Trident Moon at the Finborough TheatreCultureTheatre
Continuing its 30-year tradition of showcasing new theatrical talent and breaking new ground, the Finborough Theatre gives Indian-Canadian Anusree Roy’s newest play its London debut. Trident Moon tells the story of a group of women hiding inside the back of a truck at the very beginning of India’s emancipation from British rule. As India and Pakistan were partitioned along religious grounds in 1947, Hindus fled to the new India whilst Muslims made their way to West and East Pakistan. In the wake of the partition, a war raged between communities that killed over a million people, Roy’s play is the fictional, but altogether likely, story of a group of women who are trying to desperately to flee this conflict.
Stage veteran Sakuntala Ramanee’s Alia is undoubtedly one of the standouts, her calibrated evil is shot through with desperate emotion – and with her crucial backstory as the former servant of her passengers, of whom she is now in command. Rebecca Banatvala’s performance as the mentally disabled Arun reaches multiple levels, placing modern discussions about mental illness in the context of a historical religious war. Sejal Keshwala’s Pakhi brings some humour to the situation, but is loaded with pathos as perhaps the most displaced of all the Indian women in the drama.

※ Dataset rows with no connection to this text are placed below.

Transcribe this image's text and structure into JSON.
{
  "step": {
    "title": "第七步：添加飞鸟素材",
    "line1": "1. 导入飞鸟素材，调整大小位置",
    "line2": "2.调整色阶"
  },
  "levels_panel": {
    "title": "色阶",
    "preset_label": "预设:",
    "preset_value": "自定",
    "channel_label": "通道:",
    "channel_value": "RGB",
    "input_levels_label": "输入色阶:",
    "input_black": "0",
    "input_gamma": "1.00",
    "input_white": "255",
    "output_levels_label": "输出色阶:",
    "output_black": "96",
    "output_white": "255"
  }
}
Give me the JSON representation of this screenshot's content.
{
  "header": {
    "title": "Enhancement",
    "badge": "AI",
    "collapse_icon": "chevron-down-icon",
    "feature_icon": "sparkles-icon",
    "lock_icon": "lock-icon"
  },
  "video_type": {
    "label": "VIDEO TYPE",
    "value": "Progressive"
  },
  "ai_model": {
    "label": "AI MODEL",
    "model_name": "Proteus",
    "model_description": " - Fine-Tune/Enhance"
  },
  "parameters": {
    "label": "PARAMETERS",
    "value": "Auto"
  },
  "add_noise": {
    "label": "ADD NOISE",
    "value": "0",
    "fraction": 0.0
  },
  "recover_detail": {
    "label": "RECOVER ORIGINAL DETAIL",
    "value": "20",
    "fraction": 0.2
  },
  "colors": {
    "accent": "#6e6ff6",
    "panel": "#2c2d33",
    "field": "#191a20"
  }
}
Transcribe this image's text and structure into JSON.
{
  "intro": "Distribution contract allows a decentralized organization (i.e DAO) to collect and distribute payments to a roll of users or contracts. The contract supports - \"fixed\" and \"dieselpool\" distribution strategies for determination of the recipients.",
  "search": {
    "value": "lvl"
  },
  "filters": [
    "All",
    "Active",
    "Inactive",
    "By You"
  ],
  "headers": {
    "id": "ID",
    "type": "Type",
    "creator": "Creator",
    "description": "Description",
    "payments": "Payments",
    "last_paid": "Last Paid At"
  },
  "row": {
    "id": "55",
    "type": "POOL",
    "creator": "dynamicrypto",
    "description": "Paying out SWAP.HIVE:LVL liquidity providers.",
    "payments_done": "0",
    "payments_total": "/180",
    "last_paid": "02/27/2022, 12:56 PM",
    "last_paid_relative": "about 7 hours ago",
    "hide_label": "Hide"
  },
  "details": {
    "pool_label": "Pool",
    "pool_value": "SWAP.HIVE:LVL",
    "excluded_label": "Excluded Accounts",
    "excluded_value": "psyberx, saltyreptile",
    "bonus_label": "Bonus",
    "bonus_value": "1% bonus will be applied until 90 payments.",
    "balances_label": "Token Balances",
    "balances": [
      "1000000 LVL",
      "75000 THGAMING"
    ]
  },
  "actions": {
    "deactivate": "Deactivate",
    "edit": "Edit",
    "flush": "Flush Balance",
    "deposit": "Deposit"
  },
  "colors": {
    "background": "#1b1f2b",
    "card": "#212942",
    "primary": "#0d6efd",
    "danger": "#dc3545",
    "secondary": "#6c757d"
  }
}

Were this drama set in the present day, the women would be called “refugees” and the setting would perhaps be the back of a truck leaving Aleppo, or Turkey, for Europe. Whilst the play is rooted in its historical milieu, it would not be overanalysing to suggest that Roy is talking as much about women in war zones today as in 1947, and women’s stature in the world more generally. The characters in the drama are subjugated in practically every possible manner – for live theatre, it is sometimes hard to watch.
Fred Riding’s sound and Jai Morjaria’s lighting work are impeccable, blending together an atmosphere without being intrusive. Director Anna Pool strikes exactly the right tone, allowing Roy’s script to be fully realised. Trident Moon is perhaps one of the most necessary plays of the present time, it must be watched as a reminder of the past, an indication of the present and a warning about the future. Above all else, it is theatre of the highest calibre, and deserves its West End debut imminently.
Trident Moon is at the Finborough Theatre from 8th October until 18th October 2016, for further information and to book ticket visit here.